After some 29 hours traveling, we had safely made it to Honolulu and had just one more short hop to our destination: Lihue, Kauai. To get there, we had to take a 20-minute flight about Hawaiian Airlines, which has a codeshare agreement with Continental.
We exited our plane from Guan (pictured) above and walked downstairs where we had to claim our luggage and go through customs. As you can imagine, since Hawaii is a bunch of islands they are particularly concerned about fruits, vegetables, uncooked meat, plants, and anything else entering the state that might harm local agriculture. About forty minutes after landing we found ourselves outside in the fresh (and very pleasant) air, and made our way to the inter-island terminal.
The inter-island terminal is a ten-minute walk from the main terminal and is also connected by these buses called Wiki-wiki busses. In Hawaiian, “wiki” means quick, so “wiki wiki” implies very quick. In place since 1970, the buses really are anything but that. Ostensibly a new moving sidewalk system has been opened but I didn’t see it.
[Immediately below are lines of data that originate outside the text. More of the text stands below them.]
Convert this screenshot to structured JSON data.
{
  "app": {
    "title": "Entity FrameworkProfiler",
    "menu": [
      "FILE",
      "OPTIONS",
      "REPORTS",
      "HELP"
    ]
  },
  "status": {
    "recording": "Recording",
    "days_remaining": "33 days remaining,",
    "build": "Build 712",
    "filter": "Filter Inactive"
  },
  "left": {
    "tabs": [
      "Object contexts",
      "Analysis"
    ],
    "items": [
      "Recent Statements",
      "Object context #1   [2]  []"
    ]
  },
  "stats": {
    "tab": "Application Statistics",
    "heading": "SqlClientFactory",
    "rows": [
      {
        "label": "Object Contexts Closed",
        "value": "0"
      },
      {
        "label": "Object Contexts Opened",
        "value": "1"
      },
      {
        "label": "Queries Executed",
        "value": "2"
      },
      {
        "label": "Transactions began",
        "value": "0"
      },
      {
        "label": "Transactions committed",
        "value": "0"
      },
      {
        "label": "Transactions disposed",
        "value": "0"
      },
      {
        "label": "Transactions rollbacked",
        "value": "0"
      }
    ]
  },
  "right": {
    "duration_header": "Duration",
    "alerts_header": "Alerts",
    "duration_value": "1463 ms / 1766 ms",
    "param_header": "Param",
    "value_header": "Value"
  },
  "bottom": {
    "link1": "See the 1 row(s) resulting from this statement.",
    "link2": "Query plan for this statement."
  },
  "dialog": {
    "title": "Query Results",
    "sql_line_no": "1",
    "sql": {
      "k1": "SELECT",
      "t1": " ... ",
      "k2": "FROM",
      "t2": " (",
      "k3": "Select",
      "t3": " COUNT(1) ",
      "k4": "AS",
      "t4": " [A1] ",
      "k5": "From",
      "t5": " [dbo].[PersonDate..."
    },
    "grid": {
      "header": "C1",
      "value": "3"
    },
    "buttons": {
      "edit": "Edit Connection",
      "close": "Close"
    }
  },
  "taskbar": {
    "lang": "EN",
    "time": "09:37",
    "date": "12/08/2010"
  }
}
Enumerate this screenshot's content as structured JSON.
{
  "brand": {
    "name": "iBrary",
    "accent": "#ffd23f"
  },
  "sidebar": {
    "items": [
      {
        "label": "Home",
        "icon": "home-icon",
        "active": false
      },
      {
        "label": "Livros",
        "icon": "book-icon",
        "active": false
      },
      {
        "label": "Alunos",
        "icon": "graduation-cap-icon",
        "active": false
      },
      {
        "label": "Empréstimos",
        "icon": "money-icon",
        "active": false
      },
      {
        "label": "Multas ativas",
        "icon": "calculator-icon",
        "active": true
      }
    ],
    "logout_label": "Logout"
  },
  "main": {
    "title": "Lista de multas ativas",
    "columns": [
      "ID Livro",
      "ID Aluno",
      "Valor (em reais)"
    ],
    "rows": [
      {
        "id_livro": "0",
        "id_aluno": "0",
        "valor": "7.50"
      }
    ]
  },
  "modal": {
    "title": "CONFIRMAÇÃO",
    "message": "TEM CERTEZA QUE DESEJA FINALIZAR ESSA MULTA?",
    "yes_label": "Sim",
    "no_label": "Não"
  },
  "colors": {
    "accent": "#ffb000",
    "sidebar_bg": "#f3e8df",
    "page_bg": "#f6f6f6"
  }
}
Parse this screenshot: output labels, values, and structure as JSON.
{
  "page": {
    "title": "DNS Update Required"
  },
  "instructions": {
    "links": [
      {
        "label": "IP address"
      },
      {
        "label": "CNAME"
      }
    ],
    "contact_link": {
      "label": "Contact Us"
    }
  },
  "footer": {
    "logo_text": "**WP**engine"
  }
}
Since our bags were checked through (we placed them on a belt outside customs so they could be connected for us), the walk was leisurely and we proceeded through security. We realized, though, that we still had better than an hour before boarding time, so I walked around the inter-island terminal to get some pictures.
For the longest time, the state of Hawaii had two dominant airlines: Hawaiian and Aloha. In March 2008, Aloha went out of business, at least in part because of predatory practices by Mesa Air Group (who operate many regional affiliates for major US airlines) who decided to open their own island carrier called “go!” Hawaiian continues strong, though, and consistently ranks with the best on-time percentage and fewest mishandled bags of any US carrier. Here is their fleet of Boeing 717s (a modernized version of the 1960s era Douglas DC-9) at Honolulu.
The airport has lots of open air areas, although since I was last there in 1994, they have enclosed and air conditioned the gates. The walkway in the picture above is open air. The garden below in the picture below is viewed from the left edge of this walkway.
One of several beautiful gardens in the airport which passengers can spend time in. What a peaceful place to wait for a flight!
As the sun set, I caught this nice picture with the Hawaiian Airlines maintenance hangar in the background.
Throughout the terminal are wall-sized enlarged photos taken from different eras of Hawaiian Airlines’ history. Talk about a walk through the past!
1960s – Hawaiian received their first Douglas DC-9 aircraft in 1966 and along with them, these funky flight attendant uniforms and hot boots! Go, Nancy Sinatra, go!
In the 1970s, the carrier updated their look both in terms of livery and flight attendant uniforms. I’m curious where they got the California surfer boy? Must have flown in from the OC and been accosted on the ramp by the flight attendants!
This picture, probably from the 1980s, is very pretty, showing off both the beauty of the islands as well as of the airplane.
One reminder of Aloha Airlines is this mural from a route map they had published in the early 1960s, based on the aircraft shown, a Fairchild F-27. Beautiful illustration, isn’t it?
Speaking of nice illustration, the toilet signs are appropriately decorated with aloha shirts for the men and muu-muus for the women.
As night fell and departure time neared, the gate area started to fill up. Among our fellow passengers, a group of elementary school students and their parents, flying to Kauai for a weekend outing. The flight attendants gave them a special shout-out when we landed.
Our aircraft, almost ready to board. Watching their ground crew move, you can understand why they have such a good on-time record. Despite the islands’ laid-back culture, they certainly hustle when there is work to be done.
The interiors are a bit old and dark, but for such a short flight it was fine. Service was friendly, along the lines of Southwest Airlines. For our 20-minute flight, the only “inflight service” was the handing out of containers of POG – passionfruit, orange, guava juice – and then quickly collecting them. Seriously, we took off, leveled at about 5000 feet (versus 35,000 for a normal flight), and then were descending almost as soon as we had leveled off.
Finally, about 32 hours after leaving Bangkok, we landed smoothly on Kauai, retrieved our bags in the open-air bag claim, and waited for my parents to arrive and pick us up. At last, we were there!